• Try it:
Please return the data word for word and leave out any picture it contains.

Items from an interface collection:
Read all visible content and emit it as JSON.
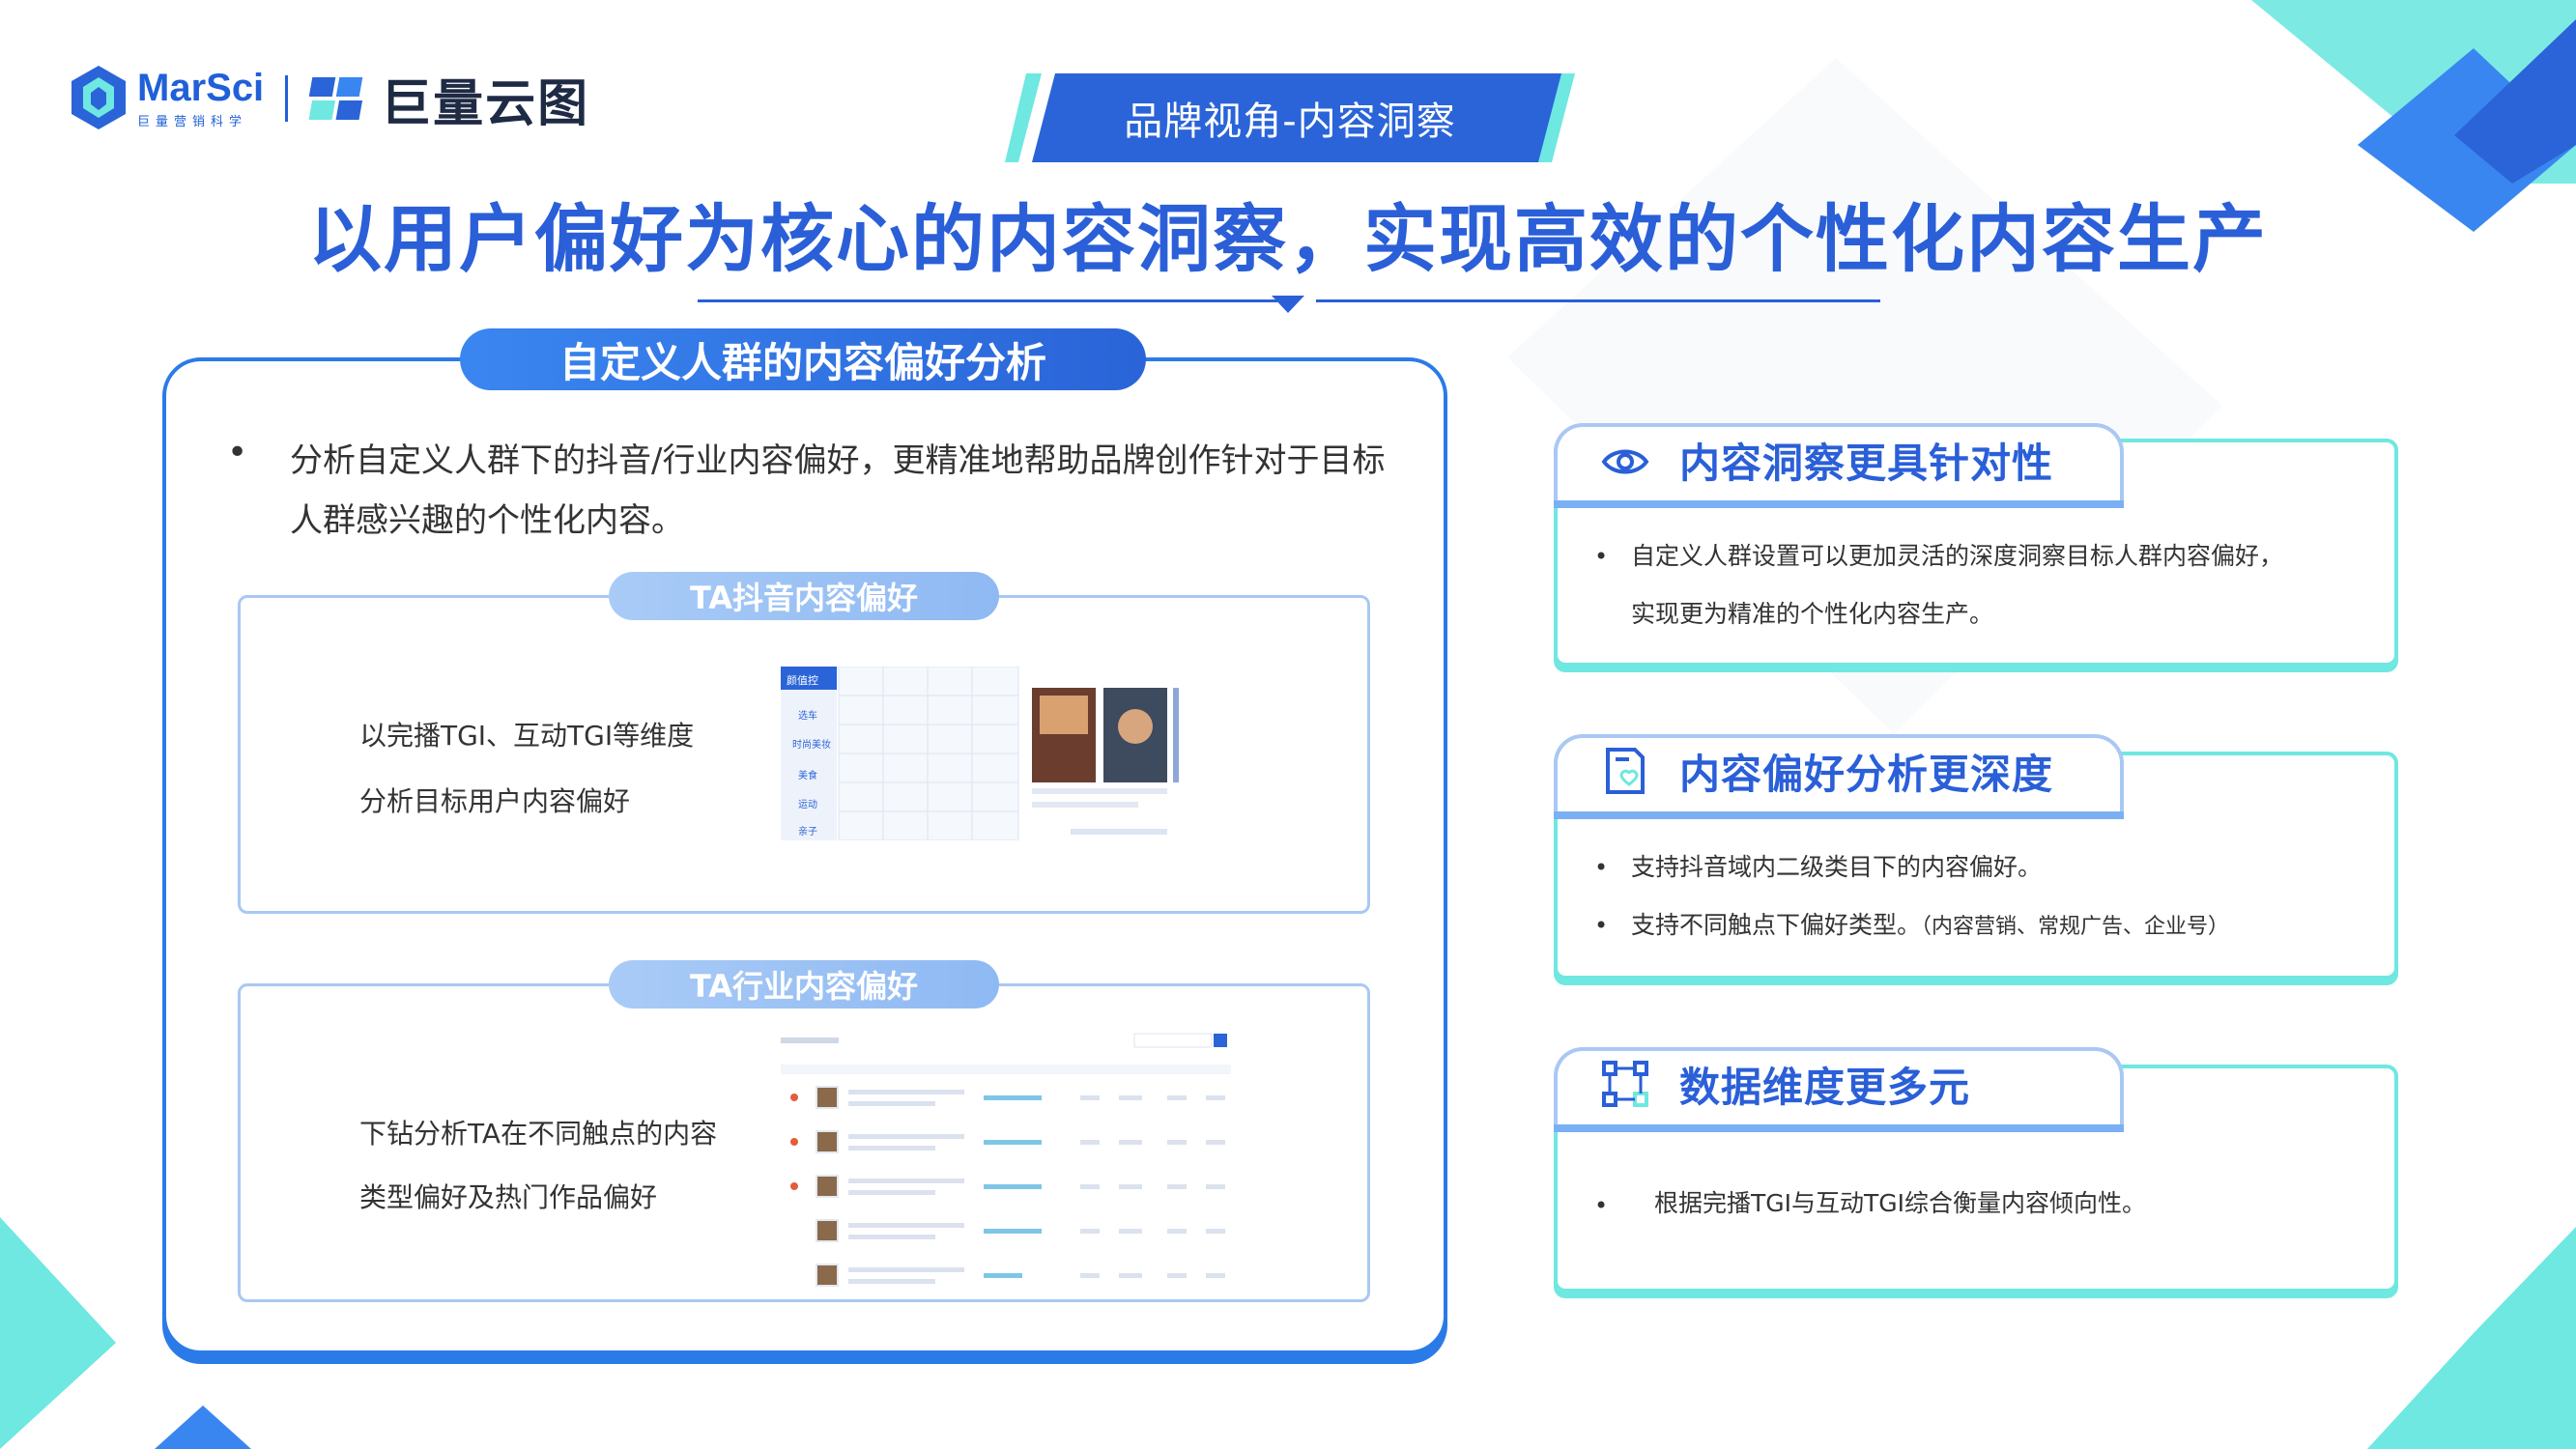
{
  "header": {
    "logo_marsci": "MarSci",
    "logo_marsci_sub": "巨量营销科学",
    "logo_yuntu": "巨量云图",
    "tag": "品牌视角-内容洞察",
    "main_title": "以用户偏好为核心的内容洞察，实现高效的个性化内容生产"
  },
  "left": {
    "pill": "自定义人群的内容偏好分析",
    "bullet": "•",
    "desc": "分析自定义人群下的抖音/行业内容偏好，更精准地帮助品牌创作针对于目标人群感兴趣的个性化内容。",
    "card1": {
      "pill": "TA抖音内容偏好",
      "line1": "以完播TGI、互动TGI等维度",
      "line2": "分析目标用户内容偏好",
      "mini_tabs": [
        "颜值控",
        "选车",
        "时尚美妆",
        "美食",
        "运动",
        "亲子"
      ]
    },
    "card2": {
      "pill": "TA行业内容偏好",
      "line1": "下钻分析TA在不同触点的内容",
      "line2": "类型偏好及热门作品偏好"
    }
  },
  "right": [
    {
      "title": "内容洞察更具针对性",
      "icon": "eye-icon",
      "bullets": [
        "自定义人群设置可以更加灵活的深度洞察目标人群内容偏好，",
        "实现更为精准的个性化内容生产。"
      ]
    },
    {
      "title": "内容偏好分析更深度",
      "icon": "document-heart-icon",
      "bullets": [
        "支持抖音域内二级类目下的内容偏好。",
        "支持不同触点下偏好类型。"
      ],
      "note": "（内容营销、常规广告、企业号）"
    },
    {
      "title": "数据维度更多元",
      "icon": "network-nodes-icon",
      "bullets": [
        "根据完播TGI与互动TGI综合衡量内容倾向性。"
      ]
    }
  ],
  "colors": {
    "primary": "#2a5fd8",
    "accent": "#6ee8e0",
    "light_blue": "#a9c8f3"
  }
}
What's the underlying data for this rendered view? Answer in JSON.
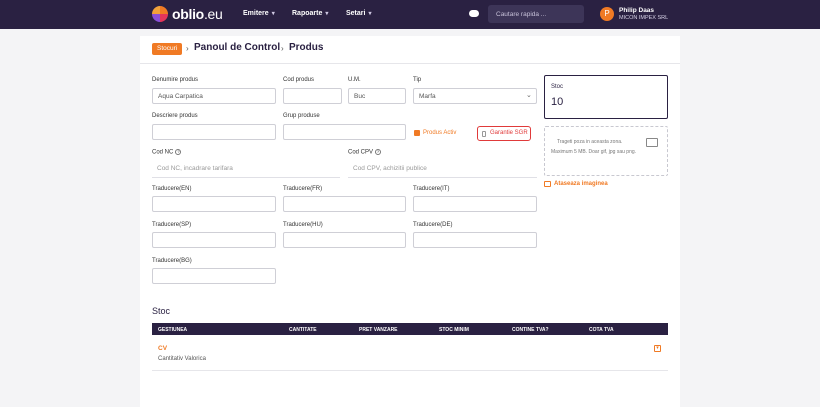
{
  "app": {
    "logo": "oblio",
    "logo_suffix": ".eu",
    "nav": [
      {
        "label": "Emitere"
      },
      {
        "label": "Rapoarte"
      },
      {
        "label": "Setari"
      }
    ],
    "search_placeholder": "Cautare rapida ...",
    "user": {
      "initial": "P",
      "name": "Philip Daas",
      "company": "MICON IMPEX SRL"
    }
  },
  "breadcrumb": {
    "tag": "Stocuri",
    "items": [
      "Panoul de Control",
      "Produs"
    ]
  },
  "form": {
    "denumire": {
      "label": "Denumire produs",
      "value": "Aqua Carpatica"
    },
    "cod_produs": {
      "label": "Cod produs",
      "value": ""
    },
    "um": {
      "label": "U.M.",
      "value": "Buc"
    },
    "tip": {
      "label": "Tip",
      "value": "Marfa"
    },
    "descriere": {
      "label": "Descriere produs",
      "value": ""
    },
    "grup": {
      "label": "Grup produse",
      "value": ""
    },
    "produs_activ": {
      "label": "Produs Activ",
      "checked": true
    },
    "garantie": {
      "label": "Garantie SGR",
      "checked": false
    },
    "cod_nc": {
      "label": "Cod NC",
      "placeholder": "Cod NC, incadrare tarifara"
    },
    "cod_cpv": {
      "label": "Cod CPV",
      "placeholder": "Cod CPV, achizitii publice"
    },
    "traduceri": [
      {
        "label": "Traducere(EN)"
      },
      {
        "label": "Traducere(FR)"
      },
      {
        "label": "Traducere(IT)"
      },
      {
        "label": "Traducere(SP)"
      },
      {
        "label": "Traducere(HU)"
      },
      {
        "label": "Traducere(DE)"
      },
      {
        "label": "Traducere(BG)"
      }
    ]
  },
  "stoc_box": {
    "label": "Stoc",
    "value": "10"
  },
  "upload": {
    "line1": "Trageti poza in aceasta zona.",
    "line2": "Maximum 5 MB. Doar gif, jpg sau png.",
    "attach_label": "Ataseaza imaginea"
  },
  "stock_table": {
    "title": "Stoc",
    "columns": [
      "GESTIUNEA",
      "CANTITATE",
      "PRET VANZARE",
      "STOC MINIM",
      "CONTINE TVA?",
      "COTA TVA"
    ],
    "rows": [
      {
        "gestiune": "CV",
        "subtitle": "Cantitativ Valorica"
      }
    ]
  },
  "colors": {
    "accent": "#f07a24",
    "nav_bg": "#2a2142",
    "error": "#e03a3a"
  }
}
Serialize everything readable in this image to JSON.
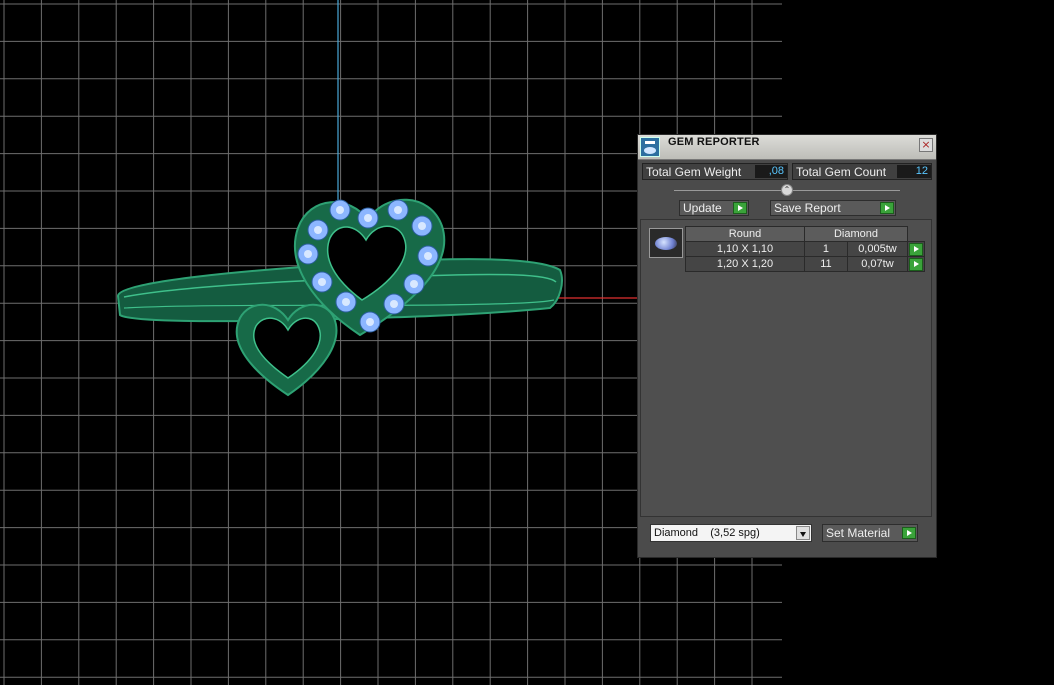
{
  "panel": {
    "title": "GEM REPORTER",
    "close_glyph": "×",
    "total_weight_label": "Total Gem Weight",
    "total_weight_value": ",08",
    "total_count_label": "Total Gem Count",
    "total_count_value": "12",
    "update_label": "Update",
    "save_report_label": "Save Report",
    "table": {
      "headers": [
        "Round",
        "Diamond"
      ],
      "rows": [
        {
          "size": "1,10 X 1,10",
          "count": "1",
          "weight": "0,005tw"
        },
        {
          "size": "1,20 X 1,20",
          "count": "11",
          "weight": "0,07tw"
        }
      ]
    },
    "material_value": "Diamond    (3,52 spg)",
    "set_material_label": "Set Material",
    "separator_glyph": "⌃"
  },
  "colors": {
    "background": "#000000",
    "grid": "#7a7a7a",
    "axis_vertical": "#4aa8d8",
    "axis_horizontal": "#e03030",
    "ring_metal": "#1e7a55",
    "gem": "#8cb6ff",
    "button_arrow": "#3aa33a",
    "value_text": "#59c7ff"
  },
  "icons": {
    "app": "gem-reporter-icon",
    "close": "close-icon",
    "gem_thumbnail": "round-gem-icon",
    "dropdown": "chevron-down-icon",
    "action": "play-arrow-icon"
  }
}
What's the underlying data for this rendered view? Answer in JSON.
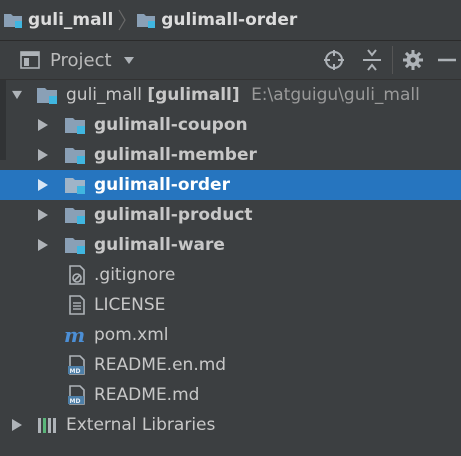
{
  "breadcrumb": {
    "root": "guli_mall",
    "current": "gulimall-order"
  },
  "toolwindow": {
    "title": "Project"
  },
  "tree": {
    "root_name": "guli_mall",
    "root_module": "[gulimall]",
    "root_path": "E:\\atguigu\\guli_mall",
    "modules": [
      "gulimall-coupon",
      "gulimall-member",
      "gulimall-order",
      "gulimall-product",
      "gulimall-ware"
    ],
    "selected_module": "gulimall-order",
    "files": [
      ".gitignore",
      "LICENSE",
      "pom.xml",
      "README.en.md",
      "README.md"
    ],
    "external": "External Libraries"
  },
  "colors": {
    "background": "#3c3f41",
    "selection": "#2675bf",
    "folder": "#8aa0b6",
    "module_badge": "#40b6e0",
    "maven": "#4c8fd6"
  },
  "icons": {
    "module": "module-folder-icon",
    "gitignore": "gitignore-file-icon",
    "license": "text-file-icon",
    "pom": "maven-icon",
    "markdown": "markdown-file-icon",
    "libraries": "libraries-icon"
  }
}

• Solution for this task:
Read all visible content and emit it as JSON.
{
  "header": {
    "logo_marsci": "MarSci",
    "logo_marsci_sub": "巨量营销科学",
    "logo_yuntu": "巨量云图",
    "tag": "品牌视角-内容洞察",
    "main_title": "以用户偏好为核心的内容洞察，实现高效的个性化内容生产"
  },
  "left": {
    "pill": "自定义人群的内容偏好分析",
    "bullet": "•",
    "desc": "分析自定义人群下的抖音/行业内容偏好，更精准地帮助品牌创作针对于目标人群感兴趣的个性化内容。",
    "card1": {
      "pill": "TA抖音内容偏好",
      "line1": "以完播TGI、互动TGI等维度",
      "line2": "分析目标用户内容偏好",
      "mini_tabs": [
        "颜值控",
        "选车",
        "时尚美妆",
        "美食",
        "运动",
        "亲子"
      ]
    },
    "card2": {
      "pill": "TA行业内容偏好",
      "line1": "下钻分析TA在不同触点的内容",
      "line2": "类型偏好及热门作品偏好"
    }
  },
  "right": [
    {
      "title": "内容洞察更具针对性",
      "icon": "eye-icon",
      "bullets": [
        "自定义人群设置可以更加灵活的深度洞察目标人群内容偏好，",
        "实现更为精准的个性化内容生产。"
      ]
    },
    {
      "title": "内容偏好分析更深度",
      "icon": "document-heart-icon",
      "bullets": [
        "支持抖音域内二级类目下的内容偏好。",
        "支持不同触点下偏好类型。"
      ],
      "note": "（内容营销、常规广告、企业号）"
    },
    {
      "title": "数据维度更多元",
      "icon": "network-nodes-icon",
      "bullets": [
        "根据完播TGI与互动TGI综合衡量内容倾向性。"
      ]
    }
  ],
  "colors": {
    "primary": "#2a5fd8",
    "accent": "#6ee8e0",
    "light_blue": "#a9c8f3"
  }
}
What's the underlying data for this rendered view? Answer in JSON.
{
  "app": {
    "logo": "oblio",
    "logo_suffix": ".eu",
    "nav": [
      {
        "label": "Emitere"
      },
      {
        "label": "Rapoarte"
      },
      {
        "label": "Setari"
      }
    ],
    "search_placeholder": "Cautare rapida ...",
    "user": {
      "initial": "P",
      "name": "Philip Daas",
      "company": "MICON IMPEX SRL"
    }
  },
  "breadcrumb": {
    "tag": "Stocuri",
    "items": [
      "Panoul de Control",
      "Produs"
    ]
  },
  "form": {
    "denumire": {
      "label": "Denumire produs",
      "value": "Aqua Carpatica"
    },
    "cod_produs": {
      "label": "Cod produs",
      "value": ""
    },
    "um": {
      "label": "U.M.",
      "value": "Buc"
    },
    "tip": {
      "label": "Tip",
      "value": "Marfa"
    },
    "descriere": {
      "label": "Descriere produs",
      "value": ""
    },
    "grup": {
      "label": "Grup produse",
      "value": ""
    },
    "produs_activ": {
      "label": "Produs Activ",
      "checked": true
    },
    "garantie": {
      "label": "Garantie SGR",
      "checked": false
    },
    "cod_nc": {
      "label": "Cod NC",
      "placeholder": "Cod NC, incadrare tarifara"
    },
    "cod_cpv": {
      "label": "Cod CPV",
      "placeholder": "Cod CPV, achizitii publice"
    },
    "traduceri": [
      {
        "label": "Traducere(EN)"
      },
      {
        "label": "Traducere(FR)"
      },
      {
        "label": "Traducere(IT)"
      },
      {
        "label": "Traducere(SP)"
      },
      {
        "label": "Traducere(HU)"
      },
      {
        "label": "Traducere(DE)"
      },
      {
        "label": "Traducere(BG)"
      }
    ]
  },
  "stoc_box": {
    "label": "Stoc",
    "value": "10"
  },
  "upload": {
    "line1": "Trageti poza in aceasta zona.",
    "line2": "Maximum 5 MB. Doar gif, jpg sau png.",
    "attach_label": "Ataseaza imaginea"
  },
  "stock_table": {
    "title": "Stoc",
    "columns": [
      "GESTIUNEA",
      "CANTITATE",
      "PRET VANZARE",
      "STOC MINIM",
      "CONTINE TVA?",
      "COTA TVA"
    ],
    "rows": [
      {
        "gestiune": "CV",
        "subtitle": "Cantitativ Valorica"
      }
    ]
  },
  "colors": {
    "accent": "#f07a24",
    "nav_bg": "#2a2142",
    "error": "#e03a3a"
  }
}
Serialize everything readable in this image to JSON.
{
  "panel": {
    "title": "GEM REPORTER",
    "close_glyph": "×",
    "total_weight_label": "Total Gem Weight",
    "total_weight_value": ",08",
    "total_count_label": "Total Gem Count",
    "total_count_value": "12",
    "update_label": "Update",
    "save_report_label": "Save Report",
    "table": {
      "headers": [
        "Round",
        "Diamond"
      ],
      "rows": [
        {
          "size": "1,10 X 1,10",
          "count": "1",
          "weight": "0,005tw"
        },
        {
          "size": "1,20 X 1,20",
          "count": "11",
          "weight": "0,07tw"
        }
      ]
    },
    "material_value": "Diamond    (3,52 spg)",
    "set_material_label": "Set Material",
    "separator_glyph": "⌃"
  },
  "colors": {
    "background": "#000000",
    "grid": "#7a7a7a",
    "axis_vertical": "#4aa8d8",
    "axis_horizontal": "#e03030",
    "ring_metal": "#1e7a55",
    "gem": "#8cb6ff",
    "button_arrow": "#3aa33a",
    "value_text": "#59c7ff"
  },
  "icons": {
    "app": "gem-reporter-icon",
    "close": "close-icon",
    "gem_thumbnail": "round-gem-icon",
    "dropdown": "chevron-down-icon",
    "action": "play-arrow-icon"
  }
}
What's the underlying data for this rendered view? Answer in JSON.
{
  "breadcrumb": {
    "root": "guli_mall",
    "current": "gulimall-order"
  },
  "toolwindow": {
    "title": "Project"
  },
  "tree": {
    "root_name": "guli_mall",
    "root_module": "[gulimall]",
    "root_path": "E:\\atguigu\\guli_mall",
    "modules": [
      "gulimall-coupon",
      "gulimall-member",
      "gulimall-order",
      "gulimall-product",
      "gulimall-ware"
    ],
    "selected_module": "gulimall-order",
    "files": [
      ".gitignore",
      "LICENSE",
      "pom.xml",
      "README.en.md",
      "README.md"
    ],
    "external": "External Libraries"
  },
  "colors": {
    "background": "#3c3f41",
    "selection": "#2675bf",
    "folder": "#8aa0b6",
    "module_badge": "#40b6e0",
    "maven": "#4c8fd6"
  },
  "icons": {
    "module": "module-folder-icon",
    "gitignore": "gitignore-file-icon",
    "license": "text-file-icon",
    "pom": "maven-icon",
    "markdown": "markdown-file-icon",
    "libraries": "libraries-icon"
  }
}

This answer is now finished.